7 research outputs found

    HER2-based recombinant immunogen to target DCs through FcγRs for cancer immunotherapy

    Get PDF
    Dendritic cell (DC)-based immunotherapy is an attractive approach to induce long lasting antitumor effector cells aiming to control cancer progression. DC targeting is a critical step in the design of DC vaccines in order to optimize delivery and processing of the antigen, and several receptors have been characterized for this purpose. In this study, we employed the FcγRs to target DCs both in vitro and in vivo. We designed a recombinant molecule (HER2-Fc) composed of the immunogenic sequence of the human tumor-associated antigen HER2 (aa 364–391) and the Fc domain of a human IgG1. In a mouse model, HER2-Fc cDNA vaccination activated significant T cell-mediated immune responses towards HER2 peptide epitopes as detected by IFN-γ ELIspot and induced longer tumor latency as compared to Ctrl-Fc-vaccinated control mice. Human in vitro studies indicated that the recombinant HER2-Fc immunogen efficiently targeted human DCs through the FcγRs resulting in protein cross-processing and in the activation of autologous HER2-specific CD8+ T cells from breast cancer patients

    Potency testing of mesenchymal stromal cell growth expanded in human platelet lysate from different human tissues

    No full text
    Mesenchymal stromal cells (MSCs) have been largely investigated, in the past decade, as potential therapeutic strategies for various acute and chronic pathological conditions. MSCs isolated from different sources, such as bone marrow (BM), umbilical cord tissue (UCT) and adipose tissue (AT), share many biological features, although they may show some differences on cumulative yield, proliferative ability and differentiation potential.
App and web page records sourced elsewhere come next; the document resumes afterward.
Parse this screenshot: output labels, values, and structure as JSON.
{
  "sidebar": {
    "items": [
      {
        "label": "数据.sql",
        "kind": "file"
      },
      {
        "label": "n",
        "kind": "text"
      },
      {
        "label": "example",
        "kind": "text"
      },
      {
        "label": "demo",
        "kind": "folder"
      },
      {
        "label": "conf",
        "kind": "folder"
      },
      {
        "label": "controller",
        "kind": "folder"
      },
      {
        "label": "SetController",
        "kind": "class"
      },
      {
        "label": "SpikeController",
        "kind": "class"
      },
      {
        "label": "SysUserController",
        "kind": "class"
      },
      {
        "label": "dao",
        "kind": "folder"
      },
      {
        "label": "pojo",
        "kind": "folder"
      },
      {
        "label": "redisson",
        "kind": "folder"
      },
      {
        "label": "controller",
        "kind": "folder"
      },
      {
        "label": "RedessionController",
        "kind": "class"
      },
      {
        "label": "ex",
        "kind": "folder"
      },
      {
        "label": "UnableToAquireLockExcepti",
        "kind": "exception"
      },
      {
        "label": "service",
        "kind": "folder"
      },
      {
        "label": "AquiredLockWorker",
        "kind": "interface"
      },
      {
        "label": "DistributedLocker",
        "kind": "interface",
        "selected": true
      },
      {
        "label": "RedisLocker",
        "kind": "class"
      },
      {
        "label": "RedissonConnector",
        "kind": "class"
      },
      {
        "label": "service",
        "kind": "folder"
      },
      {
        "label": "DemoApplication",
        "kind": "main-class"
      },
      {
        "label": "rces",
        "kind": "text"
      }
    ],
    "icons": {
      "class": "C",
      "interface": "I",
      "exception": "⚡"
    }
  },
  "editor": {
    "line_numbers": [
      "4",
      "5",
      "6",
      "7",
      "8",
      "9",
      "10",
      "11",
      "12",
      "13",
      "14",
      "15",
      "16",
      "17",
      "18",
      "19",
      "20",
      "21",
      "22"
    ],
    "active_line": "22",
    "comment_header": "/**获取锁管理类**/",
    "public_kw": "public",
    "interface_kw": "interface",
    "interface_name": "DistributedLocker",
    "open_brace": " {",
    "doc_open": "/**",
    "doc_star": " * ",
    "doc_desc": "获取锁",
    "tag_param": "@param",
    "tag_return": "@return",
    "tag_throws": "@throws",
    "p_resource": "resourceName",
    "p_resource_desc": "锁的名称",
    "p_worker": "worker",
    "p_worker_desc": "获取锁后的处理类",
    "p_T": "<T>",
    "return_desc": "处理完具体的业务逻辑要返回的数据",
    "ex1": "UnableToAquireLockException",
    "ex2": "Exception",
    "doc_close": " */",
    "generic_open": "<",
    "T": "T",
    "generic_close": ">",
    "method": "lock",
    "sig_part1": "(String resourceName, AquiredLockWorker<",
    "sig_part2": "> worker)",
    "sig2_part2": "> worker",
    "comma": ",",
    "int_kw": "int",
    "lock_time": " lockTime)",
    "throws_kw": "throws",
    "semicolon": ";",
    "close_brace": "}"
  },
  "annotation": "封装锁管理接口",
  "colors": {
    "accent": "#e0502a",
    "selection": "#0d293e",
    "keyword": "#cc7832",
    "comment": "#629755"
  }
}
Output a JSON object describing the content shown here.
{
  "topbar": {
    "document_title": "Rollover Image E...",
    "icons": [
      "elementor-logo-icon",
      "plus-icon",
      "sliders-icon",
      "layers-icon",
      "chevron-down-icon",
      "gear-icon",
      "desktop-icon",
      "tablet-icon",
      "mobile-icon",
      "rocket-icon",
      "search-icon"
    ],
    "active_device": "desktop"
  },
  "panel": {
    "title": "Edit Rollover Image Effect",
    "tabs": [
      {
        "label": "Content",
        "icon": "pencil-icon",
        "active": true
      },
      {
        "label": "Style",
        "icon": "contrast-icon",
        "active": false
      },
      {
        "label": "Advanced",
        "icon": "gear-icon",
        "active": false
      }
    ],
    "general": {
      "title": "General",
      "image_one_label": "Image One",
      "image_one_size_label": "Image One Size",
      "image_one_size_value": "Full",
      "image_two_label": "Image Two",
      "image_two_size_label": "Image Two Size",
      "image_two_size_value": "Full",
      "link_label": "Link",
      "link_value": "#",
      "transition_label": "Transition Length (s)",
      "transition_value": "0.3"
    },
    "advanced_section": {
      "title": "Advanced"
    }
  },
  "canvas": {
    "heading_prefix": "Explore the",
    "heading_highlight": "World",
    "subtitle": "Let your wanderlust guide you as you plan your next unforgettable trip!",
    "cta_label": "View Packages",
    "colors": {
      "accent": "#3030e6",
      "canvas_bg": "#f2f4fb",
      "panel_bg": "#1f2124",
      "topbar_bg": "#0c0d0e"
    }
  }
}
The standardization of MSCs growth and their functional amplification is a mandatory objective of cell therapies. The aim of this study was to evaluate the cumulative yield and the ex vivo amplification potential of MSCs obtained from various sources and different subjects, using defined culture conditions with a standardized platelet lysate (PL) as growth stimulus

    Targeting of macrophage galactose-type C-type lectin (MGL) induces DC signaling and activation

    No full text
    Dendritic cells (DCs) sense the microenvironment through several types of receptors recognizing pathogen-associated molecular patterns. In particular, C-type lectins, expressed by distinct subsets of DCs, recognize and internalize specific carbohydrate antigen in a Ca2+-dependent manner. Targeting of these receptors is becoming an efficient strategy of delivering antigens in DC-based anticancer immunotherapy. Here we investigated the role of the macrophage galactose type C-lectin receptor (MGL), expressed by immature DCs (iDCs), as a molecular target for a-N-acetylgalactosamine (GalNAc or Tn)-carrying tumor-associated antigens to improve DC performance. MGL expressed by ex vivo-generated iDCs from healthy donors was engaged by a 60-mer MUC19Tn-glycopeptide as a Tn-carrying tumor-associated antigen, and an anti-MGL antibody, as a specific MGL binder. We demonstrated that MGL engagement induced homotrimers and homodimers, triggering the phosphorylation of extracellular signal-regulated kinase 1,2 (ERK1,2) and nuclear factor-?B activation. Analysis of DC phenotype and function demonstrated that MGL engagement improved DC performance as antigen-presenting cells, promoting the upregulation of maturation markers, a decrease in phagocytosis, an enhancement of motility, and most importantly an increase in antigen-specific CD8+ T-cell activation. These results demonstrate that the targeting of MGL receptor on human DCs has an adjuvant effect and that this strategy can be used to design novel anticancer vaccines